“But I do.” She leaned forward to embrace him. “I love you,” she said, matter-of-fact. He rose, sweeping her into his arms. That lack of expression isn’t self-control. It’s just how she is. How she will always be, if I am lucky. Footsteps sounded in the corridor outside as they were kissing, and Nik set Wisteria on her feet and smoothed her dress and sleeves to suit decorum again before hastily buttoning his jacket.

A maid tapped at the half-open door. “Mrs. Vasilver wishes to know if his lordship will be staying to dinner?”

Nikola took Wisteria’s hand and squeezed, thinking of the news they had to announce. “I will be very happy to.” The girl curtsied and withdrew. “I suppose that’s our cue to stop hiding here.”

“Oh. Regarding what you said, my lord, on petitioning—”

“Please, take all the time you need to consider.” Nik smiled at her, a little forced, and swallowed. “There is no rush at all.”

She nodded, curtseying to him. “Thank you, my lord. I shall.”



Don't want to wait until the next post to read more? A Rational Arrangement is now on sale for $2.99! Amazon ~ Kobo ~ Nook ~ iBooks ~ Print
Already bought A Rational Arrangement? Further Arrangements contains three more novellas in the same setting, and is also on sale for $2.99! Amazon ~ Kobo ~ Nook ~ iBooks

Sale ends February 15, so buy now!
studious

Book Releases by Others!

Some of these launched today, some of them are just "soon", but I was surprised by how many books that I wanted to read are coming out at the same time as my own*. So I am sharing!


This one, I planned. When I realized that I wasn't going to have Further Arrangements ready to publish until February, I decided to launch it the same day as Kings Rising.
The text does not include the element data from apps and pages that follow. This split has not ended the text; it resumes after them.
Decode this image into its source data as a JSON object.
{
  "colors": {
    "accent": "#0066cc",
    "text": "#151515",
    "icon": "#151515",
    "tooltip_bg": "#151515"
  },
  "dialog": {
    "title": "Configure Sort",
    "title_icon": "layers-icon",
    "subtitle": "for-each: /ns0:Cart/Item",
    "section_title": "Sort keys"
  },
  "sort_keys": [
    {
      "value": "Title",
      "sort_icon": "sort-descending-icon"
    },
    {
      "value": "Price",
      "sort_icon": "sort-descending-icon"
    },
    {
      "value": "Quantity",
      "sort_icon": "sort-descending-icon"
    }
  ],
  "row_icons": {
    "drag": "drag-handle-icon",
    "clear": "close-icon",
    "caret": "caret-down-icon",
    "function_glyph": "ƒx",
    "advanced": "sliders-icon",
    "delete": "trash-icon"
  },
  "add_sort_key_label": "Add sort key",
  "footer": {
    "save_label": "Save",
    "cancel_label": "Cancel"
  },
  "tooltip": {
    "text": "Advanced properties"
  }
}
There was no good reason for this, except that it meant I could spend today reading Kings Rising instead of obsessing over my book sales. Which mostly worked, in fact. I finished Kings Rising earlier today, and longer review to come, but the short version is: good book, had some issues with it, glad I read it, very engrossing. I haven't read any of the others in this post yet, because seriously I do not read that fast any more.


The sequel to Unbound, which I reviewed a few days ago. There was lots and lots of upheaval in the setting by the end of the last book, and I am super-excited to see how things shake out in this one. Also, I am impressed by the way Hines wrapped up the major plot threads in Unbound, but left so much in flux as far as the world went. Nice trick! This also came out today.
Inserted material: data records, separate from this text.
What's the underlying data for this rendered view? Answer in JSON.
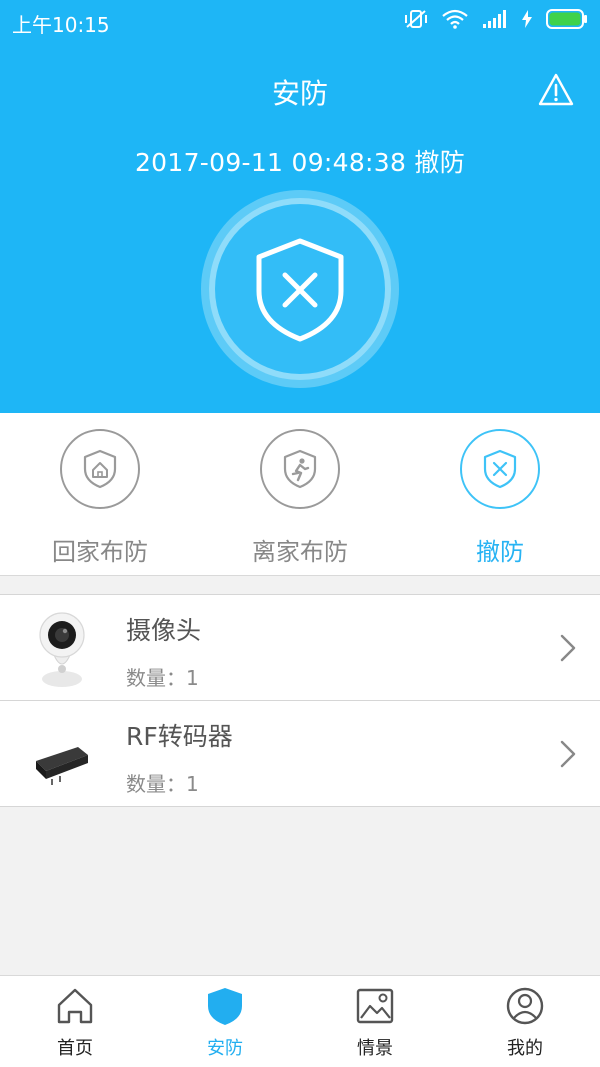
{
  "status_bar": {
    "time": "上午10:15"
  },
  "header": {
    "title": "安防",
    "alert_icon": "warning-icon"
  },
  "security": {
    "timestamp": "2017-09-11 09:48:38 撤防",
    "state_icon": "shield-x-icon"
  },
  "colors": {
    "brand": "#1eb6f6",
    "active": "#27b3f3",
    "text_muted": "#888888"
  },
  "modes": [
    {
      "label": "回家布防",
      "icon": "shield-home-icon",
      "active": false
    },
    {
      "label": "离家布防",
      "icon": "shield-runner-icon",
      "active": false
    },
    {
      "label": "撤防",
      "icon": "shield-x-icon",
      "active": true
    }
  ],
  "devices": [
    {
      "name": "摄像头",
      "count": "数量：1",
      "icon": "camera-icon"
    },
    {
      "name": "RF转码器",
      "count": "数量：1",
      "icon": "rf-transcoder-icon"
    }
  ],
  "tabs": [
    {
      "label": "首页",
      "icon": "home-icon",
      "active": false
    },
    {
      "label": "安防",
      "icon": "shield-icon",
      "active": true
    },
    {
      "label": "情景",
      "icon": "scene-image-icon",
      "active": false
    },
    {
      "label": "我的",
      "icon": "user-icon",
      "active": false
    }
  ]
}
The latest Vorkosigan book! The ARC came out last year, and the e-book went on sale in January, but the hardcover launched today. This is a new Cordelia novel, and I know nothing else about it, but I like almost everything Bujold's written, so pretty sure I will enjoy this too.


haikujaguar opened pre-orders for this book yesterday, and it will be out next Monday. Featuring some of my favorites of Micah's characters! I've already got my copy on order.


This has the coolest table of contents I've ever seen. Go on, just look at the preview and you can see it. :9

And special mention to ursulav: her The Raven and the Reindeer isn't out or up for preorder yet, but it's to be released in "early February", so soooooooon.

... I actually think there were more, but I can't remember what. @_@

EDIT: Oh hey I remembered one of them!



This is a "light novel", which is a form popular in Japan and I don't know how it differs from a novella. Anyway, it's by the author of the fanfic "Harry Potter and the Methods of Rationality", and I'm quite curious to see how he does with orig fic.

* Did I mention Further Arrangements is out today? I probably mentioned it. A few times.